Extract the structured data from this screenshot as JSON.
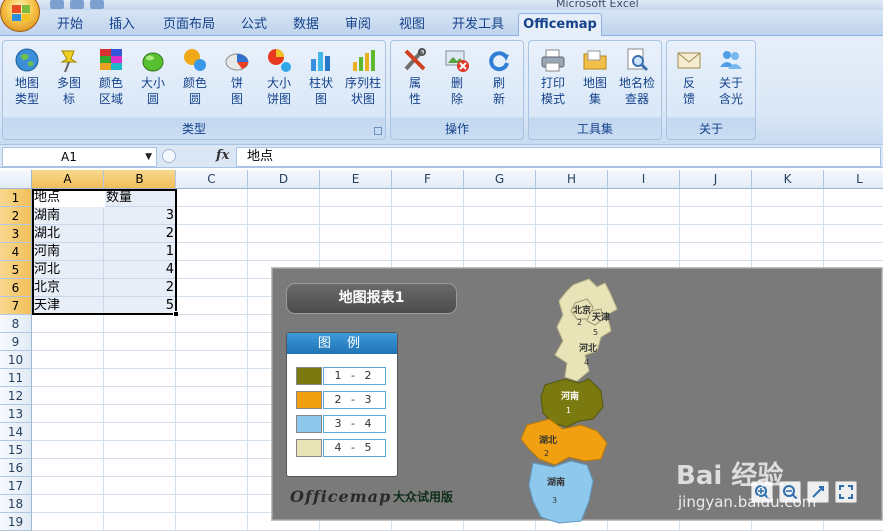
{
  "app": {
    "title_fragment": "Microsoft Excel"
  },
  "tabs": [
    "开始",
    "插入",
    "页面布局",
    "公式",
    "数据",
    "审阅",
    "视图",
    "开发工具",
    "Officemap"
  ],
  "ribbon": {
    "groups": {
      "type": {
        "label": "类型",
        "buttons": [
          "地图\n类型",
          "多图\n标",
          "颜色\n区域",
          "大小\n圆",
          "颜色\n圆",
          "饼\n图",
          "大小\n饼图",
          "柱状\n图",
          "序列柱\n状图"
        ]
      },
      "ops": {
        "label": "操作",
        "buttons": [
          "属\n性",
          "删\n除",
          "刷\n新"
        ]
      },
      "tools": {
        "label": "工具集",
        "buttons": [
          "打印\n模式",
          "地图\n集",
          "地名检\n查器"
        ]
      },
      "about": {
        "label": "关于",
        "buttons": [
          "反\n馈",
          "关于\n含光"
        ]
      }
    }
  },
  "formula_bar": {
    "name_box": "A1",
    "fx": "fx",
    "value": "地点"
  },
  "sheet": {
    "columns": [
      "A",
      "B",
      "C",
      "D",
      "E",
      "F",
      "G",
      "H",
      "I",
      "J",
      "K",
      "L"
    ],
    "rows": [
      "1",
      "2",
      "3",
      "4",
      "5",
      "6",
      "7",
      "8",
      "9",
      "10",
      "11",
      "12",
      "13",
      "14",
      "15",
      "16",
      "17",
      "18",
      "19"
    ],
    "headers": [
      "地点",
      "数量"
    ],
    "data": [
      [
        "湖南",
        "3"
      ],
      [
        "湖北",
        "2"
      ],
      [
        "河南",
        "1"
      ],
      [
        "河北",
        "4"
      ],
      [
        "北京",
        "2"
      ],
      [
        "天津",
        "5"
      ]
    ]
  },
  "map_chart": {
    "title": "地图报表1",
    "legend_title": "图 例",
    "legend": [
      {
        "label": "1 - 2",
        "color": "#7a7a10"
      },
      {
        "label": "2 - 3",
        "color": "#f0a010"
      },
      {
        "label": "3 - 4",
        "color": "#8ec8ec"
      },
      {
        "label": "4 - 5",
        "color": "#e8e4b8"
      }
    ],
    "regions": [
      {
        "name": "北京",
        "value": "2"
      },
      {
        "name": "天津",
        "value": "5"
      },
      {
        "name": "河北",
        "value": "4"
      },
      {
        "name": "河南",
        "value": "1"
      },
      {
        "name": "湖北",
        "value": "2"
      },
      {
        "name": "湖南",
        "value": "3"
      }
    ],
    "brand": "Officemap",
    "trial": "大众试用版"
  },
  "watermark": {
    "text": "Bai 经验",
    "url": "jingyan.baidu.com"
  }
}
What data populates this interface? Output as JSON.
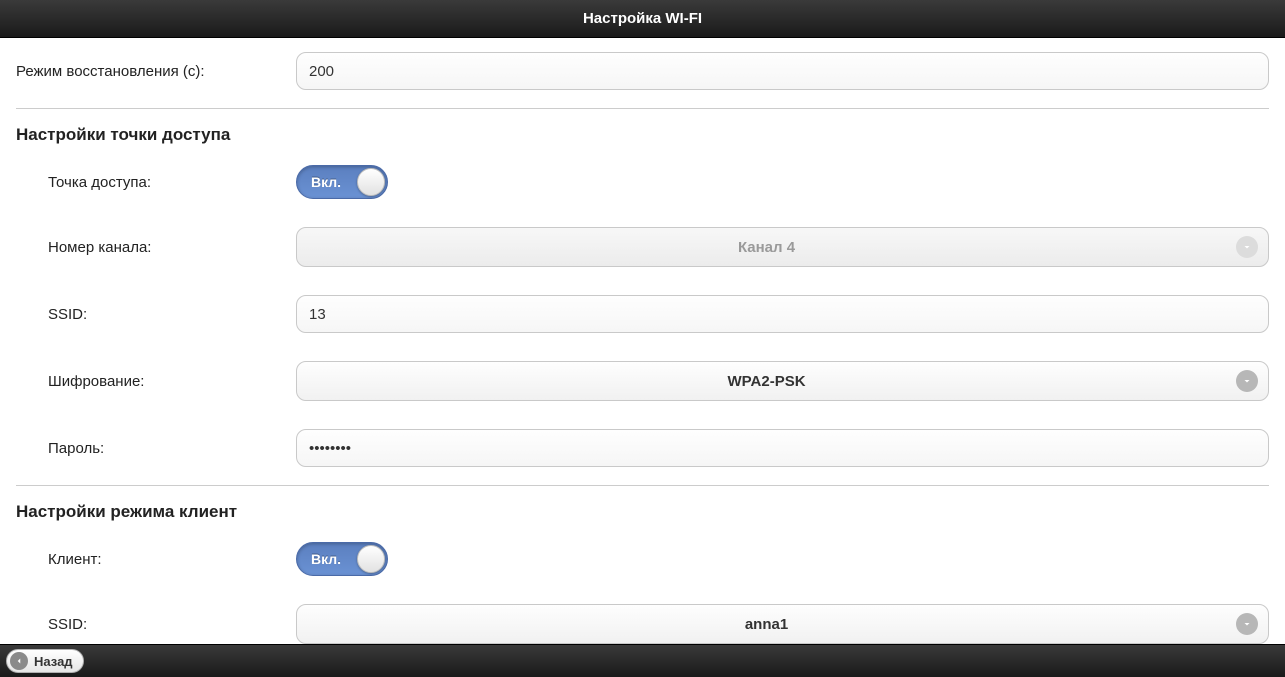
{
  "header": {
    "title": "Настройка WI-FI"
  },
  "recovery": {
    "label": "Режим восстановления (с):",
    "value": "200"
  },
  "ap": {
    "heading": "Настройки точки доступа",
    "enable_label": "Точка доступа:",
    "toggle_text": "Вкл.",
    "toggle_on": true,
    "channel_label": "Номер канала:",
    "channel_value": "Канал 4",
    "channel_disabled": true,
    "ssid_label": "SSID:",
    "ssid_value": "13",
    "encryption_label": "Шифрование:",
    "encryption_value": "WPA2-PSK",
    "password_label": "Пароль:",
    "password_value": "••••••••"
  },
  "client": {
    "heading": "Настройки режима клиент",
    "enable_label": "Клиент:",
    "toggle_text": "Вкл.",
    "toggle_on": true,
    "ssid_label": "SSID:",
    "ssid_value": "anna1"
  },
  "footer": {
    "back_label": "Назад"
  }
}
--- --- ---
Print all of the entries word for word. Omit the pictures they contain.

Extract the structured data from this screenshot as JSON.
{
  "app": {
    "title_fragment": "Microsoft Excel"
  },
  "tabs": [
    "开始",
    "插入",
    "页面布局",
    "公式",
    "数据",
    "审阅",
    "视图",
    "开发工具",
    "Officemap"
  ],
  "ribbon": {
    "groups": {
      "type": {
        "label": "类型",
        "buttons": [
          "地图\n类型",
          "多图\n标",
          "颜色\n区域",
          "大小\n圆",
          "颜色\n圆",
          "饼\n图",
          "大小\n饼图",
          "柱状\n图",
          "序列柱\n状图"
        ]
      },
      "ops": {
        "label": "操作",
        "buttons": [
          "属\n性",
          "删\n除",
          "刷\n新"
        ]
      },
      "tools": {
        "label": "工具集",
        "buttons": [
          "打印\n模式",
          "地图\n集",
          "地名检\n查器"
        ]
      },
      "about": {
        "label": "关于",
        "buttons": [
          "反\n馈",
          "关于\n含光"
        ]
      }
    }
  },
  "formula_bar": {
    "name_box": "A1",
    "fx": "fx",
    "value": "地点"
  },
  "sheet": {
    "columns": [
      "A",
      "B",
      "C",
      "D",
      "E",
      "F",
      "G",
      "H",
      "I",
      "J",
      "K",
      "L"
    ],
    "rows": [
      "1",
      "2",
      "3",
      "4",
      "5",
      "6",
      "7",
      "8",
      "9",
      "10",
      "11",
      "12",
      "13",
      "14",
      "15",
      "16",
      "17",
      "18",
      "19"
    ],
    "headers": [
      "地点",
      "数量"
    ],
    "data": [
      [
        "湖南",
        "3"
      ],
      [
        "湖北",
        "2"
      ],
      [
        "河南",
        "1"
      ],
      [
        "河北",
        "4"
      ],
      [
        "北京",
        "2"
      ],
      [
        "天津",
        "5"
      ]
    ]
  },
  "map_chart": {
    "title": "地图报表1",
    "legend_title": "图 例",
    "legend": [
      {
        "label": "1 - 2",
        "color": "#7a7a10"
      },
      {
        "label": "2 - 3",
        "color": "#f0a010"
      },
      {
        "label": "3 - 4",
        "color": "#8ec8ec"
      },
      {
        "label": "4 - 5",
        "color": "#e8e4b8"
      }
    ],
    "regions": [
      {
        "name": "北京",
        "value": "2"
      },
      {
        "name": "天津",
        "value": "5"
      },
      {
        "name": "河北",
        "value": "4"
      },
      {
        "name": "河南",
        "value": "1"
      },
      {
        "name": "湖北",
        "value": "2"
      },
      {
        "name": "湖南",
        "value": "3"
      }
    ],
    "brand": "Officemap",
    "trial": "大众试用版"
  },
  "watermark": {
    "text": "Bai 经验",
    "url": "jingyan.baidu.com"
  }
}
What data populates this interface? Output as JSON.
{
  "header": {
    "title": "Настройка WI-FI"
  },
  "recovery": {
    "label": "Режим восстановления (с):",
    "value": "200"
  },
  "ap": {
    "heading": "Настройки точки доступа",
    "enable_label": "Точка доступа:",
    "toggle_text": "Вкл.",
    "toggle_on": true,
    "channel_label": "Номер канала:",
    "channel_value": "Канал 4",
    "channel_disabled": true,
    "ssid_label": "SSID:",
    "ssid_value": "13",
    "encryption_label": "Шифрование:",
    "encryption_value": "WPA2-PSK",
    "password_label": "Пароль:",
    "password_value": "••••••••"
  },
  "client": {
    "heading": "Настройки режима клиент",
    "enable_label": "Клиент:",
    "toggle_text": "Вкл.",
    "toggle_on": true,
    "ssid_label": "SSID:",
    "ssid_value": "anna1"
  },
  "footer": {
    "back_label": "Назад"
  }
}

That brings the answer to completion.